*** Begin section ***
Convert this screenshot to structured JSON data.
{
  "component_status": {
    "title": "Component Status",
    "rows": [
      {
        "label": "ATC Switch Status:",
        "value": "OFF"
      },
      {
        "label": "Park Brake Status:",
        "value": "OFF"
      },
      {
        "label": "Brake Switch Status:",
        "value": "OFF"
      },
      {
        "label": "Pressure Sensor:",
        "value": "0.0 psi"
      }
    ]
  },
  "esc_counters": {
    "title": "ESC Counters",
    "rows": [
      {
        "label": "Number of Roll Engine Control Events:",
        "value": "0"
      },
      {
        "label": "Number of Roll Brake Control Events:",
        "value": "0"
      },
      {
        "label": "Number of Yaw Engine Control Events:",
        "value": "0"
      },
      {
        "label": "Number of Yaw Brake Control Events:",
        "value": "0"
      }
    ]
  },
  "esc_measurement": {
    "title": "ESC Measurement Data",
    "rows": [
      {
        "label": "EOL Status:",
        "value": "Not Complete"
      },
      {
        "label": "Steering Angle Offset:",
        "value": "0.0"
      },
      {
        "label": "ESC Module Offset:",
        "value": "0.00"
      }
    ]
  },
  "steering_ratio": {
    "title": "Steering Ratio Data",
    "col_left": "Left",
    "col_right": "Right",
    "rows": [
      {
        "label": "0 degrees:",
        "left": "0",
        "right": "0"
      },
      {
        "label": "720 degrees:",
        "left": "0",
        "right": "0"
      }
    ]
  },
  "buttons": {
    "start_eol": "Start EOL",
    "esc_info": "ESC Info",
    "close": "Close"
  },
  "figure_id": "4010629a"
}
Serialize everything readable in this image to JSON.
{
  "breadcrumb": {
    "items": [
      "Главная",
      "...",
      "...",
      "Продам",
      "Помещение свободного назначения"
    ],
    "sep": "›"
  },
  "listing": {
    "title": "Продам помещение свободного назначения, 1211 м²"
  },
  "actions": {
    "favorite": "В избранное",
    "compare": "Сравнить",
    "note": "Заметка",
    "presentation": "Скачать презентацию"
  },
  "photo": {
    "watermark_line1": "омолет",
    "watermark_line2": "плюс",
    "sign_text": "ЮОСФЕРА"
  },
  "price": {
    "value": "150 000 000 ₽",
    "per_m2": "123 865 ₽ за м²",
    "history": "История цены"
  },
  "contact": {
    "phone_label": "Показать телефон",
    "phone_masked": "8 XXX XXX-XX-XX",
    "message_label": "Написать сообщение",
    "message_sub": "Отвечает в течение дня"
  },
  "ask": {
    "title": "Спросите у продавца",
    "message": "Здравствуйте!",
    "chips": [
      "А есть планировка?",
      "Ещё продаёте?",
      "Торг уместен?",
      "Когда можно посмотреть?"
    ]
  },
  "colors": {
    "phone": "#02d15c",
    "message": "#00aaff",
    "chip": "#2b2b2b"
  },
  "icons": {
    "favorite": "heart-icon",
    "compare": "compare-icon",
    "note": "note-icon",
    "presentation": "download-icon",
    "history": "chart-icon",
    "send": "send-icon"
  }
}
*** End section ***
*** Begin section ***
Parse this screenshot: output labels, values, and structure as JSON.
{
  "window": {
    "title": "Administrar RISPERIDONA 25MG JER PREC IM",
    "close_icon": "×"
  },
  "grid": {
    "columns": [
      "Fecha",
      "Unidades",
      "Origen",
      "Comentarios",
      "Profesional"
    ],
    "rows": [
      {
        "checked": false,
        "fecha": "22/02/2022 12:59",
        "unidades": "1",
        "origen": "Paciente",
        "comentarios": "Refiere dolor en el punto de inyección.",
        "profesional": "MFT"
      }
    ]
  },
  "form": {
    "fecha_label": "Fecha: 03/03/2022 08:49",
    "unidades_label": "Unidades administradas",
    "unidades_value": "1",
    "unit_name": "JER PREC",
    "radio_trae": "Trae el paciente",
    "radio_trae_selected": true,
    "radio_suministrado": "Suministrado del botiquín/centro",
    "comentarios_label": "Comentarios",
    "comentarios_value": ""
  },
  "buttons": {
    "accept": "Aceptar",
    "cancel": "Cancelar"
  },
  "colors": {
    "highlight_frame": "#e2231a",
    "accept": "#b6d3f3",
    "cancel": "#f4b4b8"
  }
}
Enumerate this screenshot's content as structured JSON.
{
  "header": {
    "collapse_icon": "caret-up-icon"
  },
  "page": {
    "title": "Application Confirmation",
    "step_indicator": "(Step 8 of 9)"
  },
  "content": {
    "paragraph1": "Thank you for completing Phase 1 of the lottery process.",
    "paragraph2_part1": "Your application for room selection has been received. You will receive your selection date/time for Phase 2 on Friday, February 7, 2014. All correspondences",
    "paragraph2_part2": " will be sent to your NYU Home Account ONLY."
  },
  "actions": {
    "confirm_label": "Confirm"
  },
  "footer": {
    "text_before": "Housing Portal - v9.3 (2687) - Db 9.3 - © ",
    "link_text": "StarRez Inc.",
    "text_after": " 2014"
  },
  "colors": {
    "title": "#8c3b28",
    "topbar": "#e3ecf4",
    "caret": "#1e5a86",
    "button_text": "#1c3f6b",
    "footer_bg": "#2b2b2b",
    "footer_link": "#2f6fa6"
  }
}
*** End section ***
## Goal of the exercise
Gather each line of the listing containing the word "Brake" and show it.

## Exercise output
        "label": "Park Brake Status:",
        "label": "Brake Switch Status:",
        "label": "Number of Roll Brake Control Events:",
        "label": "Number of Yaw Brake Control Events:",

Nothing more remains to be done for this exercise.